**WHAT THE TASK REQUIRES**
A word-for-word copy of the entries, with the images left out, is what you should write.
# # # #
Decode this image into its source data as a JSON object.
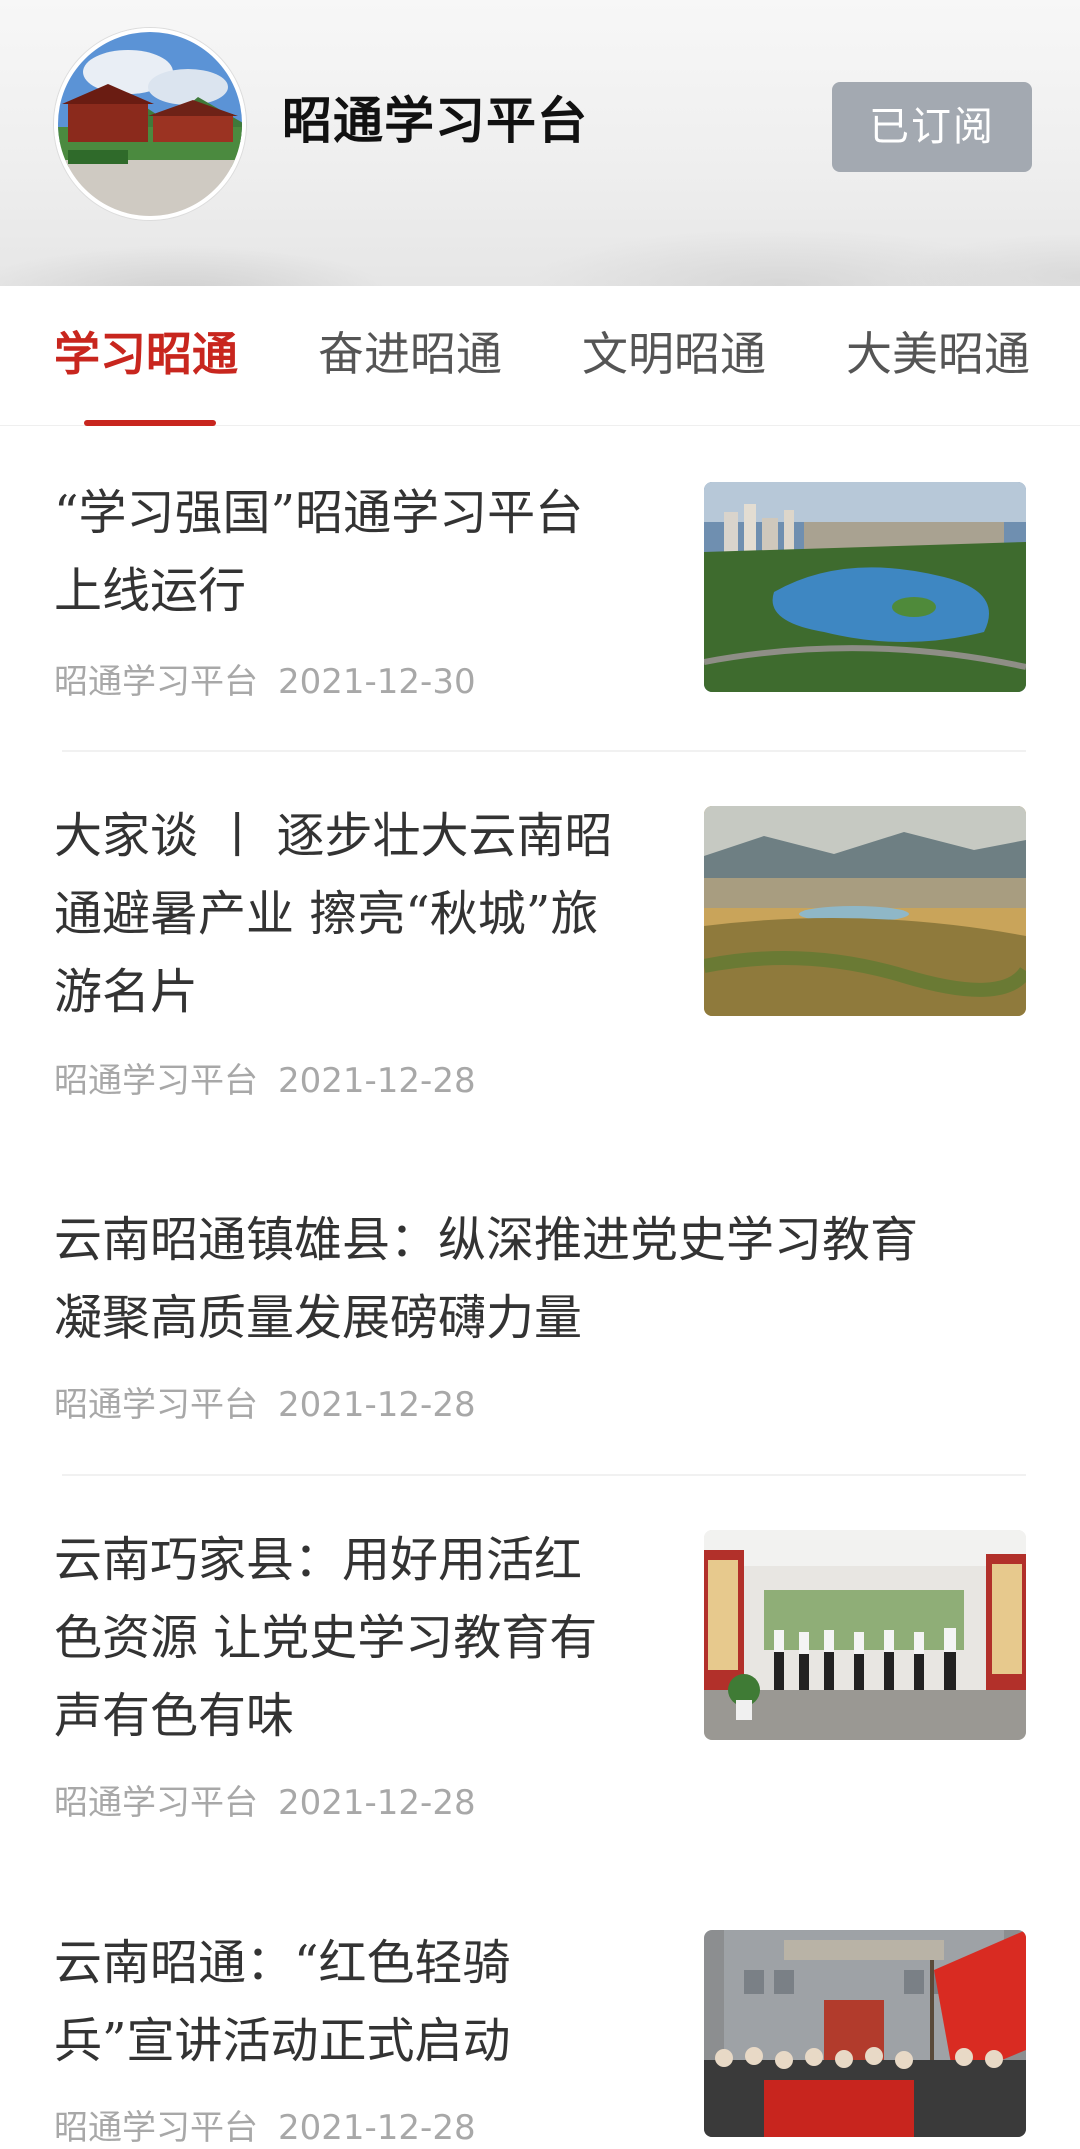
{
  "header": {
    "channel_name": "昭通学习平台",
    "subscribe_label": "已订阅"
  },
  "tabs": [
    {
      "label": "学习昭通",
      "active": true
    },
    {
      "label": "奋进昭通",
      "active": false
    },
    {
      "label": "文明昭通",
      "active": false
    },
    {
      "label": "大美昭通",
      "active": false
    }
  ],
  "articles": [
    {
      "title_lines": [
        "“学习强国”昭通学习平台",
        "上线运行"
      ],
      "source": "昭通学习平台",
      "date": "2021-12-30",
      "has_image": true
    },
    {
      "title_lines": [
        "大家谈 丨 逐步壮大云南昭",
        "通避暑产业 擦亮“秋城”旅",
        "游名片"
      ],
      "source": "昭通学习平台",
      "date": "2021-12-28",
      "has_image": true
    },
    {
      "title_lines": [
        "云南昭通镇雄县：纵深推进党史学习教育",
        "凝聚高质量发展磅礴力量"
      ],
      "source": "昭通学习平台",
      "date": "2021-12-28",
      "has_image": false
    },
    {
      "title_lines": [
        "云南巧家县：用好用活红",
        "色资源 让党史学习教育有",
        "声有色有味"
      ],
      "source": "昭通学习平台",
      "date": "2021-12-28",
      "has_image": true
    },
    {
      "title_lines": [
        "云南昭通：“红色轻骑",
        "兵”宣讲活动正式启动"
      ],
      "source": "昭通学习平台",
      "date": "2021-12-28",
      "has_image": true
    }
  ],
  "colors": {
    "accent": "#c8261e",
    "tab_inactive": "#555555",
    "meta_text": "#a8a8a8",
    "subscribed_button": "#a3a9b1"
  }
}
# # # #
**ANSWER TO THE PROBLEM**
Decode this image into its source data as a JSON object.
{
  "header": {
    "channel_name": "昭通学习平台",
    "subscribe_label": "已订阅"
  },
  "tabs": [
    {
      "label": "学习昭通",
      "active": true
    },
    {
      "label": "奋进昭通",
      "active": false
    },
    {
      "label": "文明昭通",
      "active": false
    },
    {
      "label": "大美昭通",
      "active": false
    }
  ],
  "articles": [
    {
      "title_lines": [
        "“学习强国”昭通学习平台",
        "上线运行"
      ],
      "source": "昭通学习平台",
      "date": "2021-12-30",
      "has_image": true
    },
    {
      "title_lines": [
        "大家谈 丨 逐步壮大云南昭",
        "通避暑产业 擦亮“秋城”旅",
        "游名片"
      ],
      "source": "昭通学习平台",
      "date": "2021-12-28",
      "has_image": true
    },
    {
      "title_lines": [
        "云南昭通镇雄县：纵深推进党史学习教育",
        "凝聚高质量发展磅礴力量"
      ],
      "source": "昭通学习平台",
      "date": "2021-12-28",
      "has_image": false
    },
    {
      "title_lines": [
        "云南巧家县：用好用活红",
        "色资源 让党史学习教育有",
        "声有色有味"
      ],
      "source": "昭通学习平台",
      "date": "2021-12-28",
      "has_image": true
    },
    {
      "title_lines": [
        "云南昭通：“红色轻骑",
        "兵”宣讲活动正式启动"
      ],
      "source": "昭通学习平台",
      "date": "2021-12-28",
      "has_image": true
    }
  ],
  "colors": {
    "accent": "#c8261e",
    "tab_inactive": "#555555",
    "meta_text": "#a8a8a8",
    "subscribed_button": "#a3a9b1"
  }
}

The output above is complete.